How do you want Dot to grow?
The big dream is to have a job program for women in Chicago sewing the pouches. I would love it to be for women coming out of homelessness, incarceration, single mothers, refugees, women who are having a difficult time finding work… The pouches are really simple to make and to have a big workshop that’s a really beautiful environment with a job program and resume building, to be a launchpad for women who need help in that area. Thus far, I just have a seamstress that’s making them who’s a family friend. Eventually when we increase production, my big dream is to have a way to serve women here in Chicago and give back to them, while providing the menstrual cups to women around the world and also here. There are women in shelters in Chicago and women living in homelessness that could really benefit from menstrual cups too. World Vision is the first partner that I’ll work with, but they don’t have to be the only partner.
How did you find the schools and communities to donate cups to?
A lot of people have asked me what happens if a woman doesn’t have access to water when you give her a menstrual cup. The cool thing about World Vision, it’s the #1 non-government provider of clean water in the world through wells, water purification systems, and water pipelines. I’m going to follow their lead of where they’re establishing clean water projects, that’s where we’ll start distributing menstrual cups. In communities that don’t have clean water, a menstrual cup still may be more sanitary than what they’re currently using, but it’s more sanitary if you have water to boil it.
It wouldn’t be extremely sustainable to send out a cup every time one is purchased, so we’ll send them out in large batches so that way all the girls in a school get one at the same time and can all be trained how to use it at the same time. There will also be training around anatomy because a lot of girls don’t even know how their bodies work. We’re working on curriculum for those programs right now and it’s looking like we’re going to start in Zambia.
World Vision has a very strong presence in Zambia. It’s a really great country to work with. They’re really culturally open to new products. Some countries are very culturally closed to anything being inserted into the body, so Zambia is more open to that. When it comes to customs and shipping, it’s a great country to work with too. Using that as the pilot program, we’ll identify schools and projects through World Vision that has great relationships there already. I’m pumped about that.
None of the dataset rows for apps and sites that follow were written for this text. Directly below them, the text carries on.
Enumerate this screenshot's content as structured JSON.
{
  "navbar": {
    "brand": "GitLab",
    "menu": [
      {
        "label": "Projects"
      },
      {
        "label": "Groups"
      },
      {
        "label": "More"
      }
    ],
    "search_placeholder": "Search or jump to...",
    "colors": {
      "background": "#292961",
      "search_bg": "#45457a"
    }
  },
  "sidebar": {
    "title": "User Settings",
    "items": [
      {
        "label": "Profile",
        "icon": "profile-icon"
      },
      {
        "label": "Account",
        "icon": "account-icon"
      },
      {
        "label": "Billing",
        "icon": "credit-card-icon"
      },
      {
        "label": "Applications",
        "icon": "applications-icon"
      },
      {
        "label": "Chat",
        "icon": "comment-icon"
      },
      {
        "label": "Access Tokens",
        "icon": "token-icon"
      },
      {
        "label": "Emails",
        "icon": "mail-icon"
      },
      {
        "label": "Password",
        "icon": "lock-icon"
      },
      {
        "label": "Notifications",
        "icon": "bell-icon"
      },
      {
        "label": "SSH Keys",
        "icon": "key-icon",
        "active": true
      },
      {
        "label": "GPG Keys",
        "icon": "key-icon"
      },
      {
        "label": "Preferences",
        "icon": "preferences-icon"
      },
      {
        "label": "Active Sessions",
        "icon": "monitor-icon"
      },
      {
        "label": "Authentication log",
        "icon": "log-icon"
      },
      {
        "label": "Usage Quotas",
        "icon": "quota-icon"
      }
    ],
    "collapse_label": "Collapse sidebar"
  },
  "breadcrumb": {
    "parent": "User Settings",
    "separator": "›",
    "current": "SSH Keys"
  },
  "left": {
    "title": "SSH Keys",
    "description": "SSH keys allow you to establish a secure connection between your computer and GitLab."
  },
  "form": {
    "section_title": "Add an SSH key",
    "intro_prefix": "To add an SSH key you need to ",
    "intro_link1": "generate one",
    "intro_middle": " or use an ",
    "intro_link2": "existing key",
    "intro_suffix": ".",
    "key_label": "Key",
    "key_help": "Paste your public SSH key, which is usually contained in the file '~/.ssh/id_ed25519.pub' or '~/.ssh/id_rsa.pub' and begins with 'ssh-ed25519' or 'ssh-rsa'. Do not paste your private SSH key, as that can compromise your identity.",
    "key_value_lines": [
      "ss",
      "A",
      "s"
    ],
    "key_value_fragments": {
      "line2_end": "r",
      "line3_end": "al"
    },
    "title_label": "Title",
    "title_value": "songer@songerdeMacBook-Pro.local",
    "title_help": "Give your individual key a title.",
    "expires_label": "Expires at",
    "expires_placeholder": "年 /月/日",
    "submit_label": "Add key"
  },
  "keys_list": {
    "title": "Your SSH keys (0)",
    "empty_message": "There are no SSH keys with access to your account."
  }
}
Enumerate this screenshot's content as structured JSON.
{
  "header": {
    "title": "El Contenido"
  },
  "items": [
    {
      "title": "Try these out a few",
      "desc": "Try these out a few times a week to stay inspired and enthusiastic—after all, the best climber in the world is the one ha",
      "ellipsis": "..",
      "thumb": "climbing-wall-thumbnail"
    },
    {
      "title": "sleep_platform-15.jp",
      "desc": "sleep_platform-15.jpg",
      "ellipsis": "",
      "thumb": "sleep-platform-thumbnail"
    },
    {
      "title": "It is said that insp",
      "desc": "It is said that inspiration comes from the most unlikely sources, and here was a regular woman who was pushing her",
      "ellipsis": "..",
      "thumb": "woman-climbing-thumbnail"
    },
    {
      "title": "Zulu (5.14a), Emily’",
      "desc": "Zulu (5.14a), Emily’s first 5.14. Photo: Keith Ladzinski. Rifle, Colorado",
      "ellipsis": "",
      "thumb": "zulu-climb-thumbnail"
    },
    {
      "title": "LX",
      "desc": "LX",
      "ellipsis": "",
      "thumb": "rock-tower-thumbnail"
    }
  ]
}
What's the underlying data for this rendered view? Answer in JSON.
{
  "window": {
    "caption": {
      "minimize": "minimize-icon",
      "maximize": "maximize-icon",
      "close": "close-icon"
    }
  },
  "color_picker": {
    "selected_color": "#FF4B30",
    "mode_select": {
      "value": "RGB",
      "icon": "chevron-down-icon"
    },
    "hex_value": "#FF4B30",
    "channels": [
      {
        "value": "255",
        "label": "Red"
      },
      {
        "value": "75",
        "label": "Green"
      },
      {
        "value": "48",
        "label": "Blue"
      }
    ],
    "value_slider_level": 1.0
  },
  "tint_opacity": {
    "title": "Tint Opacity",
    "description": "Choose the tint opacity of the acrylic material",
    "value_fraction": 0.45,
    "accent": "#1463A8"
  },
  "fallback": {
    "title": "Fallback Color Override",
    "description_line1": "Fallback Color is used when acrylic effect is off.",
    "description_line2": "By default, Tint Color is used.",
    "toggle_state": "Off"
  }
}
We’re shooting for this summer for our first round of distribution. It will mean having the cirriculum finished and teaching the teachers how to use it themselves and what they need to share with students and mothers. In one school, they’re teaching all the students, boys and girls, how to make cloth pads, so the boys can go home and teach their moms and their sisters how to do it.
That’ll be the culmination of everything, when I’m able to see the impact it has on girls and women.
I never thought I would start a business, especially one in the menstrual care category, but life is funny.
Betsy is offering $5 off of Dot cups with code GLOSSARY5. We hope you try out Dot. We have loved using ours so far. It's great to kind of forget about having your period while using the cup, PLUS, you'll be helping women around the world.